◆ Task directions
Retype the records exactly, including every line.

++++++

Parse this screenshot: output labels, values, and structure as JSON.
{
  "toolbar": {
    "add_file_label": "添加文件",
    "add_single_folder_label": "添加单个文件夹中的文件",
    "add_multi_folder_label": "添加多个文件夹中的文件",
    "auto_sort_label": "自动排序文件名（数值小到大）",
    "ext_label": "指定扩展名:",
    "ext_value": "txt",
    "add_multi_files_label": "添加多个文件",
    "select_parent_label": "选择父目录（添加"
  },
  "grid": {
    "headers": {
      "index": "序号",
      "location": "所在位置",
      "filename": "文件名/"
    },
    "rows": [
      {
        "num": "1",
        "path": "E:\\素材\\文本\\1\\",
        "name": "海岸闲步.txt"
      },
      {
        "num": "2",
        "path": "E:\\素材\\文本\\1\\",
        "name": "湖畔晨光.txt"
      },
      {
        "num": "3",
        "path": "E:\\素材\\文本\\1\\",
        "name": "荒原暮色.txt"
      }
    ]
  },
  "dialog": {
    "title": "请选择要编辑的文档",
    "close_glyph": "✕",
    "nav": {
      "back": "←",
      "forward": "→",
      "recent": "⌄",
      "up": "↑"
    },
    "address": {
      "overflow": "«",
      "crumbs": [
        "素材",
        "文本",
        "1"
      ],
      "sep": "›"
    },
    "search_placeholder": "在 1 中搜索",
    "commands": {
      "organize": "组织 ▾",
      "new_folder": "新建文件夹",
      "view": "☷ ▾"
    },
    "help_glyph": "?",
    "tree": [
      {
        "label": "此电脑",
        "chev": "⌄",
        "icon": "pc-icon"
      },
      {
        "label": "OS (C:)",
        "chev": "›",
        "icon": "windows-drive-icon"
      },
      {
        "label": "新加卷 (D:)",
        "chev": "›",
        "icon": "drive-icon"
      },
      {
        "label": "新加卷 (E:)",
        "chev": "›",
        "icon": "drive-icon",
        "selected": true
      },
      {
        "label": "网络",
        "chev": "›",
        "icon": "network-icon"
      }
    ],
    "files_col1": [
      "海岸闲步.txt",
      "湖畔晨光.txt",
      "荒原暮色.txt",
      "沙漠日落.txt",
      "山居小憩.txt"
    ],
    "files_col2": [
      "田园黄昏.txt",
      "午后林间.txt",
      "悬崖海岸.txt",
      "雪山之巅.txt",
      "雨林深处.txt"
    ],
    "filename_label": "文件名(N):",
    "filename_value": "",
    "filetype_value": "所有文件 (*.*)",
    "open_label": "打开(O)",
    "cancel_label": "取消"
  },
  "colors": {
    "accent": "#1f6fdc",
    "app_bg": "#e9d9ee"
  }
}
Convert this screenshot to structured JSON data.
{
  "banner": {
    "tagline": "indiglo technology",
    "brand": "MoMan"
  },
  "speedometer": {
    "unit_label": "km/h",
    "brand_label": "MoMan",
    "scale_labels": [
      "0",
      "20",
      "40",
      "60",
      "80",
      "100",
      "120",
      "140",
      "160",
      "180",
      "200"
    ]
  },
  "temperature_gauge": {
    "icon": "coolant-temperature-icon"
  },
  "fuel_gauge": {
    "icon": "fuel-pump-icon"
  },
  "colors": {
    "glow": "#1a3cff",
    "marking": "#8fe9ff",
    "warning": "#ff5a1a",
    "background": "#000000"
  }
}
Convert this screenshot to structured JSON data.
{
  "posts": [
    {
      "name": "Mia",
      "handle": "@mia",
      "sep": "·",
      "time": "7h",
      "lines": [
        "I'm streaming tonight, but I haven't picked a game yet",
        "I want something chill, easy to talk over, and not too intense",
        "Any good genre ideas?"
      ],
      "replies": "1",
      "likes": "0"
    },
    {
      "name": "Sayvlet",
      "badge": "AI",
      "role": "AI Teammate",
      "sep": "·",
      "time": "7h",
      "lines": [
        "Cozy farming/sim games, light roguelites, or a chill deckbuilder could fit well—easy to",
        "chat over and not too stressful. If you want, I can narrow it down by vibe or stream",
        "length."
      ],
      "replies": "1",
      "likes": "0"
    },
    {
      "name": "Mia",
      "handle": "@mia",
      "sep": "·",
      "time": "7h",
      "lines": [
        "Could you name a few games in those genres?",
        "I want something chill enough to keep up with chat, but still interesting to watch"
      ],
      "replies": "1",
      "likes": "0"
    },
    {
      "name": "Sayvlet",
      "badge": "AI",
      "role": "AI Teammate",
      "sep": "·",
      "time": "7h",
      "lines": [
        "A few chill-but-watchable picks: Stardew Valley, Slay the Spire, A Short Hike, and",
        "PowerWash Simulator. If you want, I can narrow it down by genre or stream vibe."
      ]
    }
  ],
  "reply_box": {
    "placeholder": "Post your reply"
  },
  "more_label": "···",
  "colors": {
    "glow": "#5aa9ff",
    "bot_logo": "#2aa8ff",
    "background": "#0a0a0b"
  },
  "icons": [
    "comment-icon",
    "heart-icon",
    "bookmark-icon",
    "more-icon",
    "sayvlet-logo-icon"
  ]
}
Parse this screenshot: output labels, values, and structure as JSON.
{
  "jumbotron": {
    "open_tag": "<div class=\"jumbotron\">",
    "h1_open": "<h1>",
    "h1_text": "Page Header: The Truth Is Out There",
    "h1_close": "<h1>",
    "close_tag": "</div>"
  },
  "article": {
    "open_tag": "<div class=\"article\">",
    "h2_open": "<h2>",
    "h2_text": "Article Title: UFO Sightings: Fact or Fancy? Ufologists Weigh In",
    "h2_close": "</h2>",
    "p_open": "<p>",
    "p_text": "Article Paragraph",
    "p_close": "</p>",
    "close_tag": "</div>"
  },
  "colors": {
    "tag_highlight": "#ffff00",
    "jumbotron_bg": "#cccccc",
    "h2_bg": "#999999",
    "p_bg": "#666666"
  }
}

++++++

◆ Your solution
Parse this screenshot: output labels, values, and structure as JSON.
{
  "toolbar": {
    "add_file_label": "添加文件",
    "add_single_folder_label": "添加单个文件夹中的文件",
    "add_multi_folder_label": "添加多个文件夹中的文件",
    "auto_sort_label": "自动排序文件名（数值小到大）",
    "ext_label": "指定扩展名:",
    "ext_value": "txt",
    "add_multi_files_label": "添加多个文件",
    "select_parent_label": "选择父目录（添加"
  },
  "grid": {
    "headers": {
      "index": "序号",
      "location": "所在位置",
      "filename": "文件名/"
    },
    "rows": [
      {
        "num": "1",
        "path": "E:\\素材\\文本\\1\\",
        "name": "海岸闲步.txt"
      },
      {
        "num": "2",
        "path": "E:\\素材\\文本\\1\\",
        "name": "湖畔晨光.txt"
      },
      {
        "num": "3",
        "path": "E:\\素材\\文本\\1\\",
        "name": "荒原暮色.txt"
      }
    ]
  },
  "dialog": {
    "title": "请选择要编辑的文档",
    "close_glyph": "✕",
    "nav": {
      "back": "←",
      "forward": "→",
      "recent": "⌄",
      "up": "↑"
    },
    "address": {
      "overflow": "«",
      "crumbs": [
        "素材",
        "文本",
        "1"
      ],
      "sep": "›"
    },
    "search_placeholder": "在 1 中搜索",
    "commands": {
      "organize": "组织 ▾",
      "new_folder": "新建文件夹",
      "view": "☷ ▾"
    },
    "help_glyph": "?",
    "tree": [
      {
        "label": "此电脑",
        "chev": "⌄",
        "icon": "pc-icon"
      },
      {
        "label": "OS (C:)",
        "chev": "›",
        "icon": "windows-drive-icon"
      },
      {
        "label": "新加卷 (D:)",
        "chev": "›",
        "icon": "drive-icon"
      },
      {
        "label": "新加卷 (E:)",
        "chev": "›",
        "icon": "drive-icon",
        "selected": true
      },
      {
        "label": "网络",
        "chev": "›",
        "icon": "network-icon"
      }
    ],
    "files_col1": [
      "海岸闲步.txt",
      "湖畔晨光.txt",
      "荒原暮色.txt",
      "沙漠日落.txt",
      "山居小憩.txt"
    ],
    "files_col2": [
      "田园黄昏.txt",
      "午后林间.txt",
      "悬崖海岸.txt",
      "雪山之巅.txt",
      "雨林深处.txt"
    ],
    "filename_label": "文件名(N):",
    "filename_value": "",
    "filetype_value": "所有文件 (*.*)",
    "open_label": "打开(O)",
    "cancel_label": "取消"
  },
  "colors": {
    "accent": "#1f6fdc",
    "app_bg": "#e9d9ee"
  }
}
Convert this screenshot to structured JSON data.
{
  "banner": {
    "tagline": "indiglo technology",
    "brand": "MoMan"
  },
  "speedometer": {
    "unit_label": "km/h",
    "brand_label": "MoMan",
    "scale_labels": [
      "0",
      "20",
      "40",
      "60",
      "80",
      "100",
      "120",
      "140",
      "160",
      "180",
      "200"
    ]
  },
  "temperature_gauge": {
    "icon": "coolant-temperature-icon"
  },
  "fuel_gauge": {
    "icon": "fuel-pump-icon"
  },
  "colors": {
    "glow": "#1a3cff",
    "marking": "#8fe9ff",
    "warning": "#ff5a1a",
    "background": "#000000"
  }
}
Convert this screenshot to structured JSON data.
{
  "posts": [
    {
      "name": "Mia",
      "handle": "@mia",
      "sep": "·",
      "time": "7h",
      "lines": [
        "I'm streaming tonight, but I haven't picked a game yet",
        "I want something chill, easy to talk over, and not too intense",
        "Any good genre ideas?"
      ],
      "replies": "1",
      "likes": "0"
    },
    {
      "name": "Sayvlet",
      "badge": "AI",
      "role": "AI Teammate",
      "sep": "·",
      "time": "7h",
      "lines": [
        "Cozy farming/sim games, light roguelites, or a chill deckbuilder could fit well—easy to",
        "chat over and not too stressful. If you want, I can narrow it down by vibe or stream",
        "length."
      ],
      "replies": "1",
      "likes": "0"
    },
    {
      "name": "Mia",
      "handle": "@mia",
      "sep": "·",
      "time": "7h",
      "lines": [
        "Could you name a few games in those genres?",
        "I want something chill enough to keep up with chat, but still interesting to watch"
      ],
      "replies": "1",
      "likes": "0"
    },
    {
      "name": "Sayvlet",
      "badge": "AI",
      "role": "AI Teammate",
      "sep": "·",
      "time": "7h",
      "lines": [
        "A few chill-but-watchable picks: Stardew Valley, Slay the Spire, A Short Hike, and",
        "PowerWash Simulator. If you want, I can narrow it down by genre or stream vibe."
      ]
    }
  ],
  "reply_box": {
    "placeholder": "Post your reply"
  },
  "more_label": "···",
  "colors": {
    "glow": "#5aa9ff",
    "bot_logo": "#2aa8ff",
    "background": "#0a0a0b"
  },
  "icons": [
    "comment-icon",
    "heart-icon",
    "bookmark-icon",
    "more-icon",
    "sayvlet-logo-icon"
  ]
}
Parse this screenshot: output labels, values, and structure as JSON.
{
  "jumbotron": {
    "open_tag": "<div class=\"jumbotron\">",
    "h1_open": "<h1>",
    "h1_text": "Page Header: The Truth Is Out There",
    "h1_close": "<h1>",
    "close_tag": "</div>"
  },
  "article": {
    "open_tag": "<div class=\"article\">",
    "h2_open": "<h2>",
    "h2_text": "Article Title: UFO Sightings: Fact or Fancy? Ufologists Weigh In",
    "h2_close": "</h2>",
    "p_open": "<p>",
    "p_text": "Article Paragraph",
    "p_close": "</p>",
    "close_tag": "</div>"
  },
  "colors": {
    "tag_highlight": "#ffff00",
    "jumbotron_bg": "#cccccc",
    "h2_bg": "#999999",
    "p_bg": "#666666"
  }
}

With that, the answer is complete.